BEYOND THE NUMBERS
In this podcast we will discuss how in some states people will vote today on ballot initiatives today that will significantly affect public services. I’m Shannon Spillane and I’m joined by the Deputy Director of the Center’s State Fiscal Project, Jon Shure.
New York Times columnist David Brooks ridicules the Affordable Care Act provision tightening businesses’ reporting requirements to the IRS on payments for goods and services: “If you’re a freelancer and you buy a laptop from an Apple store, you have to file a 1099.” Brooks sees that as an “expensive interference in business life.”
A new report from the non-partisan Congressional Research Service (CRS) explains that permanently extending all of President Bush’s tax cuts would be extraordinarily expensive — CRS estimates the cost at $5 trillion over the next decade alone. The report recognizes that Congress, in deciding the future of the tax cuts, will need to consider the current weak economy as well as our unsustainable long-term budget path. But, it concludes, letting the Bush tax cuts aimed at the nation’s wealthiest 2 percent of households expire on schedule at the end of December makes sense from both perspectives. Here are the key quotes:
“You’re gonna need a bigger boat,” Roy Scheider’s character announces in the movie Jaws when he sees the size of the shark they’re hunting. Today’s Commerce Department report on the economy is just the latest evidence that we’re going to need a bigger stimulus to address the Jaws-sized jobs deficit the nation faces.
As Americans renew their health insurance for the coming year, many are finding their premiums are going up. Insurance companies are raising rates — in some cases dramatically — and some are telling their customers that the new health reform law is to blame, as NPR reported this morning. But as the NPR story explains, health reform is hardly at fault for rising premiums.
Many low-income families living in public housing have to cope with crumbling ceilings, faulty plumbing, and other unmet repair needs, the New York Times reported Monday. The main cause is a lack of capital funding to repair and renovate the developments, most of which were built decades ago. Fixing this problem is critical to the long-term success of this essential program.
In today's Q & A, we discuss how states are continuing to feel the recession’s impact with Policy Analyst Phil Oliff.
Most of the attention in this election season is going to candidates, but ballot questions in several states will greatly affect these states’ ability to maintain public services.

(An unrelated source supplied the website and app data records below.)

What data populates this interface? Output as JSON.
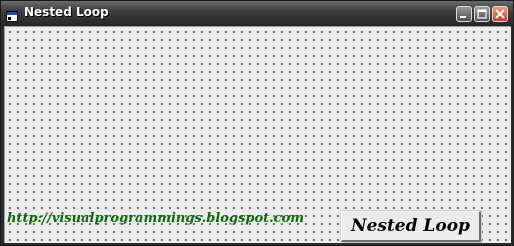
{
  "window": {
    "title": "Nested Loop",
    "controls": [
      "minimize-icon",
      "maximize-icon",
      "close-icon"
    ]
  },
  "form": {
    "url_label": "http://visualprogrammings.blogspot.com",
    "button_label": "Nested Loop"
  },
  "colors": {
    "url_text": "#0b6b0b",
    "form_background": "#ececec",
    "close_button": "#d9532c"
  }
}
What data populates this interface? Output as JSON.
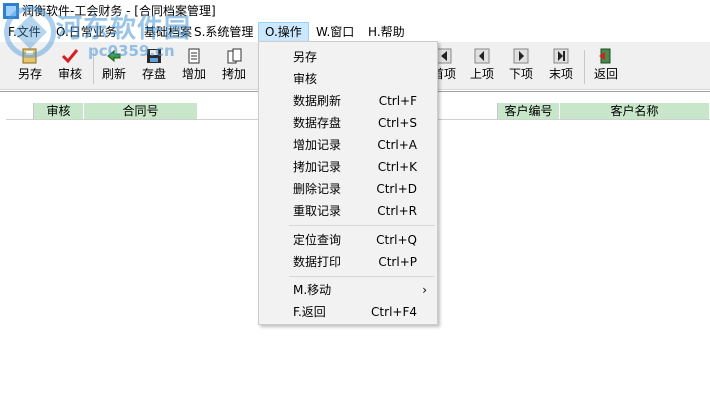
{
  "window": {
    "title": "润衡软件-工会财务 - [合同档案管理]"
  },
  "watermark": {
    "text": "河东软件园",
    "url": "pc0359.cn"
  },
  "menubar": {
    "items": [
      {
        "label": "F.文件"
      },
      {
        "label": "O.日常业务"
      },
      {
        "label": "基础档案"
      },
      {
        "label": "S.系统管理"
      },
      {
        "label": "O.操作"
      },
      {
        "label": "W.窗口"
      },
      {
        "label": "H.帮助"
      }
    ]
  },
  "toolbar": {
    "left": [
      {
        "label": "另存",
        "icon": "save-as-icon"
      },
      {
        "label": "审核",
        "icon": "check-icon"
      },
      {
        "label": "刷新",
        "icon": "refresh-icon"
      },
      {
        "label": "存盘",
        "icon": "disk-icon"
      },
      {
        "label": "增加",
        "icon": "add-record-icon"
      },
      {
        "label": "拷加",
        "icon": "copy-add-icon"
      }
    ],
    "right": [
      {
        "label": "首项",
        "icon": "first-icon"
      },
      {
        "label": "上项",
        "icon": "prev-icon"
      },
      {
        "label": "下项",
        "icon": "next-icon"
      },
      {
        "label": "末项",
        "icon": "last-icon"
      },
      {
        "label": "返回",
        "icon": "return-icon"
      }
    ]
  },
  "table": {
    "columns": [
      "审核",
      "合同号",
      "",
      "客户编号",
      "客户名称"
    ]
  },
  "dropdown": {
    "groups": [
      [
        {
          "label": "另存",
          "shortcut": ""
        },
        {
          "label": "审核",
          "shortcut": ""
        },
        {
          "label": "数据刷新",
          "shortcut": "Ctrl+F"
        },
        {
          "label": "数据存盘",
          "shortcut": "Ctrl+S"
        },
        {
          "label": "增加记录",
          "shortcut": "Ctrl+A"
        },
        {
          "label": "拷加记录",
          "shortcut": "Ctrl+K"
        },
        {
          "label": "删除记录",
          "shortcut": "Ctrl+D"
        },
        {
          "label": "重取记录",
          "shortcut": "Ctrl+R"
        }
      ],
      [
        {
          "label": "定位查询",
          "shortcut": "Ctrl+Q"
        },
        {
          "label": "数据打印",
          "shortcut": "Ctrl+P"
        }
      ],
      [
        {
          "label": "M.移动",
          "shortcut": "",
          "submenu": true
        },
        {
          "label": "F.返回",
          "shortcut": "Ctrl+F4"
        }
      ]
    ]
  },
  "colors": {
    "header_green": "#c8e6c9",
    "menu_active": "#cce8ff",
    "toolbar_bg": "#f0f0f0",
    "dropdown_bg": "#f2f2f2"
  }
}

Some of the ballot measures would make it easier for states to balance their budgets without excessive cuts in areas like education and health care. Others would make it much harder.